Image Credit: Fundamental VR
FundamentalVR’s low-cost simulation education could take the medical field by storm.
For the past 150 years, surgeons across the globe have been trained in a seemingly tried and true manner. Today’s leading medical professionals honed their craft through classroom instruction, cadaver based learning, and observation–rather than participation–in the operating room.
The use of simulations in surgical education has emerged in the last decade, but the costs associated with simulation equipment have prevented the practice from becoming mainstream. By combining virtual reality with cutting edge haptics in just launched software platform Fundamental Surgery,FundamentalVR is attempting to lessen the costs and increase accessibility to hands-on, simulation education for the medical community around the world.
Each simulation combines visuals, audio, and real time touch to allow users to feel the movement of body tissue as they would in an actual surgical procedure. For advanced training, the system can be programmed to present users with randomized complications such as unexpected bleeding or a decline in the patient’s condition as they might in a real life operating room. Further, the simulation can be used for evaluation of students as it provides performance feedback on technique, procedural accuracy, and patient impact.
Though the technology sounds complex, the simulation requires only a VR headset, haptic arm devices, and a standard laptop or PC to function–eliminating the need for costly, stationery simulation equipment within medical training facilities.
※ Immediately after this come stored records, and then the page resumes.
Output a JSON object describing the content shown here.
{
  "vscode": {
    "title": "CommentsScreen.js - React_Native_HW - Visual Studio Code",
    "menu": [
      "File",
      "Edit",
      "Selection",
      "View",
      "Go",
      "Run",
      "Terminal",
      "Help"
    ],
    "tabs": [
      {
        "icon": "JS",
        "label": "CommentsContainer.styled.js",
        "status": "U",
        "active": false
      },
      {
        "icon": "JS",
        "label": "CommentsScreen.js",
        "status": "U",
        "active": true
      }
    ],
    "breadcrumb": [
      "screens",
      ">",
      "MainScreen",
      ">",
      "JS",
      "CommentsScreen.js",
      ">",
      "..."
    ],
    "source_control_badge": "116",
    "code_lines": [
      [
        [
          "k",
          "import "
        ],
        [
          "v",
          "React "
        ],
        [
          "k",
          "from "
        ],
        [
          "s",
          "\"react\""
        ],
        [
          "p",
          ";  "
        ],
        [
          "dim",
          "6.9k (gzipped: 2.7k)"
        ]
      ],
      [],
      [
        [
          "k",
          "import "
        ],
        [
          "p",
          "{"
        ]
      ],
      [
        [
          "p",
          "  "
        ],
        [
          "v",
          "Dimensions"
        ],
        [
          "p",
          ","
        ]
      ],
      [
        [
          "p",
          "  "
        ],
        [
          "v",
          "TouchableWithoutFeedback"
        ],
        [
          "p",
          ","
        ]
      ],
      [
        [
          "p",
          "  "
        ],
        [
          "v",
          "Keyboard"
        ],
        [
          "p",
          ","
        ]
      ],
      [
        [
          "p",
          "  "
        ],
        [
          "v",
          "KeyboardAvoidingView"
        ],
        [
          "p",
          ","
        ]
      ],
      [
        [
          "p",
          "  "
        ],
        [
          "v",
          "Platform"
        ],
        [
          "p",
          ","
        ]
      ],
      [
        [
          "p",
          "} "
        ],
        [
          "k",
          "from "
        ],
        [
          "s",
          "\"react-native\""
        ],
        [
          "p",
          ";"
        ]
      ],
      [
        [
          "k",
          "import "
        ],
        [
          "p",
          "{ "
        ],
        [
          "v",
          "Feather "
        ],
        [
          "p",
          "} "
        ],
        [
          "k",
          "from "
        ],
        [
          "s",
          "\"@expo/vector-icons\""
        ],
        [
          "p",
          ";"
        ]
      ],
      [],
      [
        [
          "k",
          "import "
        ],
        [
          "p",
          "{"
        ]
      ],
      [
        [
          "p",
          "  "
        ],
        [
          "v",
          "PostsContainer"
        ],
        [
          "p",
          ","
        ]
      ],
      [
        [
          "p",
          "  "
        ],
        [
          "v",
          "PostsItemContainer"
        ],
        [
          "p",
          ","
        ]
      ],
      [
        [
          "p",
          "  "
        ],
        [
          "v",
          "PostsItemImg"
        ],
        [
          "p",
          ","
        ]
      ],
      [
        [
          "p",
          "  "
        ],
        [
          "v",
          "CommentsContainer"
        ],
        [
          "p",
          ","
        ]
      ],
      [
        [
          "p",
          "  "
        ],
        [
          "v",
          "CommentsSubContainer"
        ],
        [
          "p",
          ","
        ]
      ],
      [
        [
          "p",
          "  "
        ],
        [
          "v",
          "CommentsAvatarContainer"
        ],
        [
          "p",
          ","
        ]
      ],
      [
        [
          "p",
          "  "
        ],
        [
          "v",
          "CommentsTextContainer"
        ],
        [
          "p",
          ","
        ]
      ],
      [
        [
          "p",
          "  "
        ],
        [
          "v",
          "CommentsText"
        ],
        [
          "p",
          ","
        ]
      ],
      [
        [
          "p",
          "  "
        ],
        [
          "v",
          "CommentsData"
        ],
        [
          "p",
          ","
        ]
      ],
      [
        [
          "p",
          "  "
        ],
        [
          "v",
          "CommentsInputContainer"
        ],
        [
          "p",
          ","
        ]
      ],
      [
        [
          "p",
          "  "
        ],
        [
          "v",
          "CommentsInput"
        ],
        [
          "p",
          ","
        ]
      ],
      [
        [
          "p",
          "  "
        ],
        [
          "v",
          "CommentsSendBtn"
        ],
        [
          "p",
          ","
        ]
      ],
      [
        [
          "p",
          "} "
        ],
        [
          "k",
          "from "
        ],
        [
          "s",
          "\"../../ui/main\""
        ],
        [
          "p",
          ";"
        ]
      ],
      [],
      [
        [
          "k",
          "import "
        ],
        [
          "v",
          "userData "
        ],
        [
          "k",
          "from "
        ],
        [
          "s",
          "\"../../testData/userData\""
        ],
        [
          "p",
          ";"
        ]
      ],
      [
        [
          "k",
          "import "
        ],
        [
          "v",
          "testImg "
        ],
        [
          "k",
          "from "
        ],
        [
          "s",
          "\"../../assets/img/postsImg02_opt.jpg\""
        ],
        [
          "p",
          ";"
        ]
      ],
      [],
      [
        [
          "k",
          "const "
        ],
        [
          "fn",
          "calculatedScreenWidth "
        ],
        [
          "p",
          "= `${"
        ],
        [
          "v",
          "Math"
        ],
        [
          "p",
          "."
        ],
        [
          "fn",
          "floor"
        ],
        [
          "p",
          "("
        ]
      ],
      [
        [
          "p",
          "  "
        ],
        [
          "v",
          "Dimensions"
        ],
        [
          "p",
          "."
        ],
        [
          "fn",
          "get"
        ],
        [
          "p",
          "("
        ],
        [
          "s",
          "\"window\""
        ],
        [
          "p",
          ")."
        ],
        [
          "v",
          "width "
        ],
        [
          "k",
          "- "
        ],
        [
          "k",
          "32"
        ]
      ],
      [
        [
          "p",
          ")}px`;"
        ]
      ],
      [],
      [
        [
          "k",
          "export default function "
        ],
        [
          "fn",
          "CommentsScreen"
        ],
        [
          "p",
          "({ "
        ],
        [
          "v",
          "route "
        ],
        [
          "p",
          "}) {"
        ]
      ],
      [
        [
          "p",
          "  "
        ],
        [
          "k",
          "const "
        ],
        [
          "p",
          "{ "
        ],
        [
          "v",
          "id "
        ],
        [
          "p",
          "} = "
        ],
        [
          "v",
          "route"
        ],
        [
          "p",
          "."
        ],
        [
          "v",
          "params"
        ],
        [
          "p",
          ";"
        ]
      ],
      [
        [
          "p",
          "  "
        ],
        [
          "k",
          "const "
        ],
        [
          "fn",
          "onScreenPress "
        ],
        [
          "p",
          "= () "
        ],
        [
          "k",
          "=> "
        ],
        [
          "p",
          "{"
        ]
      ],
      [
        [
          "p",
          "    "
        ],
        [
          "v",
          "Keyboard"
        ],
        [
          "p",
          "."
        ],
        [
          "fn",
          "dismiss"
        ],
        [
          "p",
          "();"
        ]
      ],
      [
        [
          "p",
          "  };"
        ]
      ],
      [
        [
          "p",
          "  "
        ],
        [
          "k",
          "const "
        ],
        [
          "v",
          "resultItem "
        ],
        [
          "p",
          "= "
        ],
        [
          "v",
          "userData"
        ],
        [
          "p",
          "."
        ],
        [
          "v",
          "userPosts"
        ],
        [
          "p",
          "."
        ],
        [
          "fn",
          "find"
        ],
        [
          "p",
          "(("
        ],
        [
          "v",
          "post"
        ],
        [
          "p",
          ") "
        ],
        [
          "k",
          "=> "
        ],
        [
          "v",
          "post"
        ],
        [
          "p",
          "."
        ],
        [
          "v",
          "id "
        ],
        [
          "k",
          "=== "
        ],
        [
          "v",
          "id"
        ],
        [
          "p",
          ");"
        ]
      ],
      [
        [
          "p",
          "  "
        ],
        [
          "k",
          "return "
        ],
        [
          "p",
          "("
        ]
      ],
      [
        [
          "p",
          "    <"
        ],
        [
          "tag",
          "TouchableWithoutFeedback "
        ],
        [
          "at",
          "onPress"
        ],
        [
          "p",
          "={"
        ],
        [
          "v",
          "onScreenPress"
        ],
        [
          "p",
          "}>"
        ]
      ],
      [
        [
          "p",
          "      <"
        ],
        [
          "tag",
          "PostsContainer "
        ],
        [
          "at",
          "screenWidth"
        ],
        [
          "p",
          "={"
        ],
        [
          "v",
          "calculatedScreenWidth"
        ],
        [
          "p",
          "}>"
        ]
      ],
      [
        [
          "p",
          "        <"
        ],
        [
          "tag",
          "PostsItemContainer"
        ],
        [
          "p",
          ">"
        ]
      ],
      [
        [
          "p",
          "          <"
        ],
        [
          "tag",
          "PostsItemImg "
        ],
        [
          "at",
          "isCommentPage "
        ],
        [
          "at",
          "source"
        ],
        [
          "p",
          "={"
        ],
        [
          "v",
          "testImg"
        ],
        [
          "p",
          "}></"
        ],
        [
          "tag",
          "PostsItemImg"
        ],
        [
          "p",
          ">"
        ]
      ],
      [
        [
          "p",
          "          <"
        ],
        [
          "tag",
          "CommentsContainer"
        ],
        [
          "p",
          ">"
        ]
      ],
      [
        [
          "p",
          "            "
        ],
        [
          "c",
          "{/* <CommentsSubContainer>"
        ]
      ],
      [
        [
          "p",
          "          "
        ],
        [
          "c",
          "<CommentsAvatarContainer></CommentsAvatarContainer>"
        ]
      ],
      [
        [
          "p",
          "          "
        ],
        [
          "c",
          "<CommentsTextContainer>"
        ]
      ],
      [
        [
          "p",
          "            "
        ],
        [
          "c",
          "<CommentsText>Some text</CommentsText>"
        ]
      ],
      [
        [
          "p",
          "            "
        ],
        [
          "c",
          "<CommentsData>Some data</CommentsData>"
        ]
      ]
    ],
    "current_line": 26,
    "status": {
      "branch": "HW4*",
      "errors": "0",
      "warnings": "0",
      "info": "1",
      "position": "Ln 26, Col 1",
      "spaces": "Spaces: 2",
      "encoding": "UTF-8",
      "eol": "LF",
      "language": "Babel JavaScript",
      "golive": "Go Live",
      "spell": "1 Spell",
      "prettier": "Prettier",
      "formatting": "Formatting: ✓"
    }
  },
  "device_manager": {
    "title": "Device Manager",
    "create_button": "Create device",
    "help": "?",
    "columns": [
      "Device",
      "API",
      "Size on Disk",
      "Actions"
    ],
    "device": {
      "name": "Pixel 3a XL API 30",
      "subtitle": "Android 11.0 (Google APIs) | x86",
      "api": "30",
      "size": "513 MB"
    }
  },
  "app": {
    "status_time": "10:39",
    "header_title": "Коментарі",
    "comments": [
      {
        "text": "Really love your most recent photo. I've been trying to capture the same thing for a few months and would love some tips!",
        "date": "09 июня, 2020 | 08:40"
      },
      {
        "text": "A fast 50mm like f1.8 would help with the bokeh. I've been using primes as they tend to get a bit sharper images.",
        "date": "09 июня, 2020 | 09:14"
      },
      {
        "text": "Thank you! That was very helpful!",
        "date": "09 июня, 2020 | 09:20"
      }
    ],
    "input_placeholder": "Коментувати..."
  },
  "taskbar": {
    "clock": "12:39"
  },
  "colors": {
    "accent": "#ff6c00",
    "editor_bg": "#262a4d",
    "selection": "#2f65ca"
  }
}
The software itself can be purchased at a price lower than the cost of a single cadaver.
“Our mission is to democratize surgical training by placing safe, affordable and authentic simulations within arm’s reach of every surgeon in the world,” said Richard Vincent, founder and CEO of FundamentalVR. “With the help of some of the top minds in medicine, as well some of the most advanced VR and haptic programmers, we have created a solution that can be deployed anywhere – with limited investment – to allow surgeons to learn and hone their skills over and over again in a safe and controlled environment.”